She's drilling plates to make glass garden flowers."I tried to use a drill bit to make a hole in a porcelain plate. It literally took over 10 minutes to cut through. Is this normal? Am I doing something wrong?
That is a long time. Longer than normal. Usually it will only take 30-60 seconds to drill a hole in a porcelain dinner plate.
However, there are a few circumstances that may take longer.
First. As diamond bits wear out they gradually lose the sharp edges and corners on the diamonds. It's not an "all at once" process. If the bit drilled faster when you used it previously then it's probably beginning to wear out. At this point you have to weigh the cost of your time vs. the cost of using a new drill bit. If you drill slow enough and generate no friction heat at all then diamond bits will (in theory) last forever. However, no one wants to spend three days drilling each hole.
Second. Some kinds of porcelain are harder than others and drilling takes longer. For example, Solid color porcelain also known as mono color porcelain can be very hard. It's usually not glazed so it's baked at a higher temperature making it harder, more wear resistant and tougher to drill. Solid color porcelain is usually used for floor tiles but can be used to make other things such as dinnerware.
Third. The plate she mentioned may not be porcelain. It may be stoneware or ironware. It’s very easy to confuse them all. Stoneware is extremely hard and is difficult to drill. Stoneware is made using a different composition of clay than is used making porcelain and it is fired in the kiln differently too. The result is a plate that is substantially harder than steel so that it won't be scratched by steel knives and forks. Ironware is a type of stoneware that is a little lighter and less dense. It’s sort of a “middle of the road” dinnerware between porcelain and stoneware. Stoneware is usually one color but is sometimes painted or glazed.
On a side note: A few weeks ago I was drilling a stoneware plate so hard that the diamond bit was throwing off sparks. That's not supposed to happen! It was also a reminder to use more water when I’m drilling.
The last possibility was that her diamond drill bit was defective. To eliminate that possibility we replaced her drill bit under the “No hassles, no hard feelings, guarantee.”
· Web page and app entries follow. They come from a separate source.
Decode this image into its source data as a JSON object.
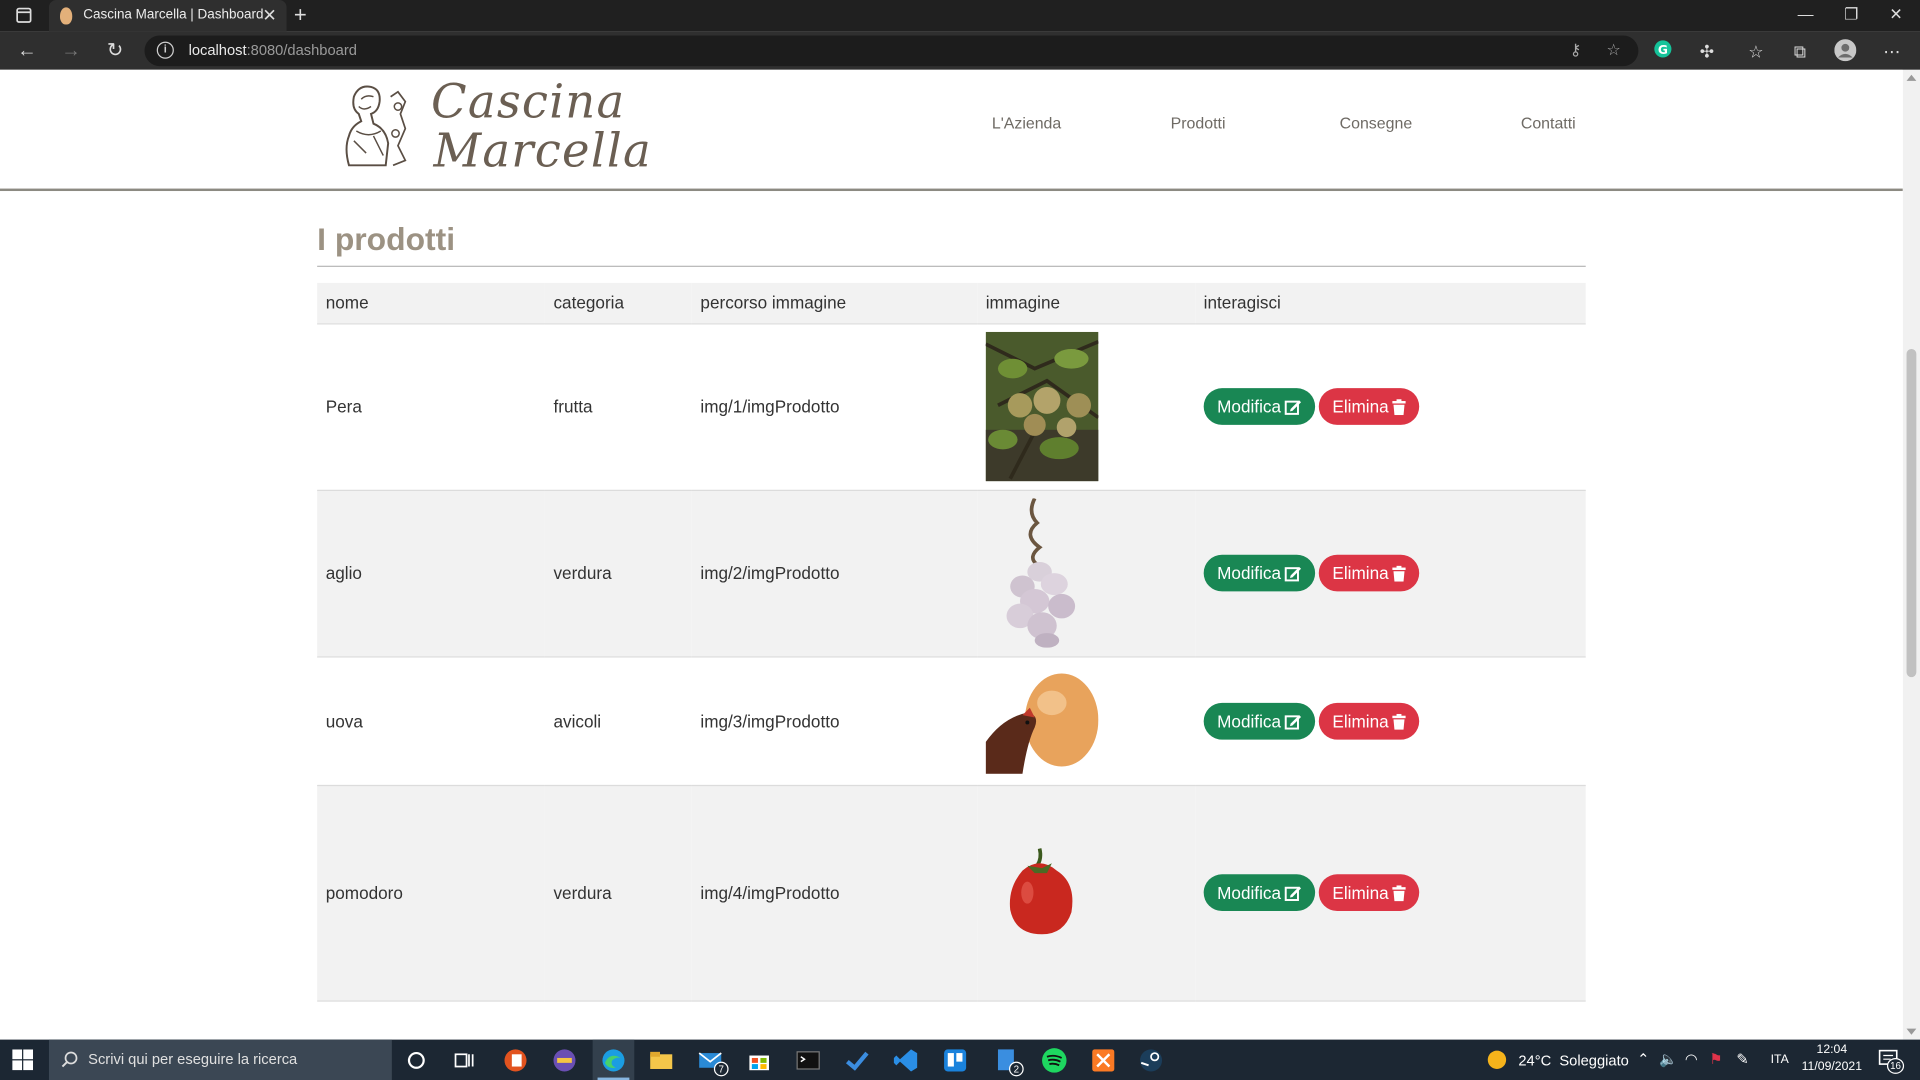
{
  "browser": {
    "tab_title": "Cascina Marcella | Dashboard",
    "url_host": "localhost",
    "url_rest": ":8080/dashboard"
  },
  "site": {
    "logo_line1": "Cascina",
    "logo_line2": "Marcella",
    "nav": [
      {
        "label": "L'Azienda"
      },
      {
        "label": "Prodotti"
      },
      {
        "label": "Consegne"
      },
      {
        "label": "Contatti"
      }
    ]
  },
  "main": {
    "title": "I prodotti",
    "columns": [
      "nome",
      "categoria",
      "percorso immagine",
      "immagine",
      "interagisci"
    ],
    "rows": [
      {
        "nome": "Pera",
        "categoria": "frutta",
        "percorso": "img/1/imgProdotto",
        "image_icon": "pear-tree-photo"
      },
      {
        "nome": "aglio",
        "categoria": "verdura",
        "percorso": "img/2/imgProdotto",
        "image_icon": "garlic-bunch-photo"
      },
      {
        "nome": "uova",
        "categoria": "avicoli",
        "percorso": "img/3/imgProdotto",
        "image_icon": "hen-egg-photo"
      },
      {
        "nome": "pomodoro",
        "categoria": "verdura",
        "percorso": "img/4/imgProdotto",
        "image_icon": "tomato-photo"
      }
    ],
    "edit_label": "Modifica",
    "delete_label": "Elimina"
  },
  "taskbar": {
    "search_placeholder": "Scrivi qui per eseguire la ricerca",
    "weather": "24°C  Soleggiato",
    "language": "ITA",
    "time": "12:04",
    "date": "11/09/2021",
    "notifications": "16",
    "mail_badge": "7",
    "app_badge": "2"
  },
  "colors": {
    "edit_button": "#198754",
    "delete_button": "#dc3545",
    "title": "#9c9283"
  }
}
If you have a question or comment, I would love to hear from you. Drop me a note at Guy Reddick
Remember, you can download a free copy of “How to Drill Glass, Tile and Stone”, "Click here for your FREE copy."